He may be rusty in the give and take of a live debate, but the Bloomberg machine has been well oiled for years. His employees have been beta-testing a presidential run since Donald Trump was just a reality TV star.
Part of my beat at WNYC was attending the annual financial fan dance that conducted by Bloomberg's press secretary Stu Loeser at the office of the mayor's accountants, Geller & Company, on Third Avenue.
In point of fact, all reporters would see was a heavily redacted tax return where dollar amounts were substituted with letters of the alphabet to reflect bands of value. We could not make copies. What we got to take home to peruse at our leisure was Bloomberg's annual New York City Conflict of Interest Board disclosure, which required he list the companies he owned or in which he held a beneficial interest.

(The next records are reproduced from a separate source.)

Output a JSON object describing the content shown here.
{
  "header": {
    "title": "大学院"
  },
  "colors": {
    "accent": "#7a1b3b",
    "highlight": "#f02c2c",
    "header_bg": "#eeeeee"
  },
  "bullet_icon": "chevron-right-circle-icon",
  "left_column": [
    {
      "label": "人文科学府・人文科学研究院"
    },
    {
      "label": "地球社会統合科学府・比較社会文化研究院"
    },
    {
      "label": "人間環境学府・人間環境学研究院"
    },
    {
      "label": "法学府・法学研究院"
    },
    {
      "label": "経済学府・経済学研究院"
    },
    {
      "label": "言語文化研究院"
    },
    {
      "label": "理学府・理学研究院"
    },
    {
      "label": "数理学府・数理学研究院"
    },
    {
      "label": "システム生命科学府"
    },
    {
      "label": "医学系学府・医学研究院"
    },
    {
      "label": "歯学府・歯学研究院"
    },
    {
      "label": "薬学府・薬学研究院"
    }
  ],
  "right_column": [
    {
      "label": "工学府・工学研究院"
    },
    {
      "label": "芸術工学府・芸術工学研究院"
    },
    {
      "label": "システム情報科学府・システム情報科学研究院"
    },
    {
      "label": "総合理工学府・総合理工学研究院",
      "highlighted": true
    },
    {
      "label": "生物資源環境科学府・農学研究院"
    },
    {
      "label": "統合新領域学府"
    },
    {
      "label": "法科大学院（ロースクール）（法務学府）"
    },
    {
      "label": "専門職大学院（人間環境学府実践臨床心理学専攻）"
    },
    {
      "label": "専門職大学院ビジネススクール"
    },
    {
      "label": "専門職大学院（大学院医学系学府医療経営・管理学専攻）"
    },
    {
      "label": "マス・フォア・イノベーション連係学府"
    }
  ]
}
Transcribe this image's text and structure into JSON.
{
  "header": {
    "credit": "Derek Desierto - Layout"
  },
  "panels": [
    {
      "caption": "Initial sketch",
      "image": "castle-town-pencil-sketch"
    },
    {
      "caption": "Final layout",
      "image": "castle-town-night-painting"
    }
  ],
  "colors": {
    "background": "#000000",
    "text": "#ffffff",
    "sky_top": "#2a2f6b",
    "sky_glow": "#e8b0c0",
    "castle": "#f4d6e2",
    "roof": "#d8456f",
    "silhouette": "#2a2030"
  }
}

What I noticed was that over the arc of his tenure as mayor from 2002 through 2013, the number of companies listed went from 40 to more than 80 and included entities domiciled in Bermuda, the Cayman Island and Delaware.
My awareness of the proliferation of these Bloomberg entities come just as the Occupy Wall Street movement was getting traction and starting to alter foot traffic in and around Zuccotti Park in lower Manhattan. That also coincided with Bloomberg calling for a repeal of the Bush tax cuts and for raising taxes across the board as a way to deal with the rising wave of federal government red ink.
So, as a beat reporter with regular access to New York City's wealthiest global citizen, I felt I should ask him why he did not disclose what he paid.
It had been my hope to explore just how great global wealth was structured in the 21st century. Bloomberg was a key case study, with more than 40 limited liability companies in Delaware and dozens of others in places like the Cayman Islands and Bermuda.
I then put other major media companies through the same analysis and the structure was similar. It didn't matter if it was Fox or the New York Times.
I took my Bloomberg research to Jeffrey Sachs, one of the world's leading economists and author of "The Price of Civilization."
Sachs told me that great wealth and corporations had leveraged globalization in a way that put them beyond the reach of individual governments, and that capital on the scale we were talking about actually could play governments off of each other. These fortunes had in essence subjugated the earth's nations in a form of 21st-century empire that would define all of our lives.
"We have ended up in a pretty rotten corrupted system and so the real space of our politics is extraordinarily limited," Sachs said in a 2012 interview at his Columbia University office. "The ultimate truth is that the debt is rising, the interest payments are rising. That was "squeezing out" what was socially available "to pay for education, on roads, for clean water," he continued. "All of it is to protect the core of interests which drives our politics, which is a few corporate sectors where the real money is."
So while human beings can be jailed or even killed for trying to cross a national boundary, big money never needs a passport to fly anywhere. Governments are always happy when it lands locally.
I got some internal resistance on this story. WNYC's general counsel was concerned that I was suggesting Bloomberg was doing something illegal. I was not. I was just trying to describe the contours of a global fortune in the age of surging homelessness and wealth inequality.
At the time, Bloomberg's rationale for not disclosing his taxes was that they amounted to a kind of proprietorial secret sauce that if revealed would put his business empire at a competitive disadvantage. Nobody really pushed back on that. Ever since the white man hustled Manhattan from the Native Americans, this has always been a company town.
Bob Hennelly has written and reported for the Village Voice, Pacifica Radio, WNYC, CBS MoneyWatch and other outlets. He is now a reporter for the Chief-Leader, covering public unions and the civil service in New York City. Follow him on Twitter: @stucknation.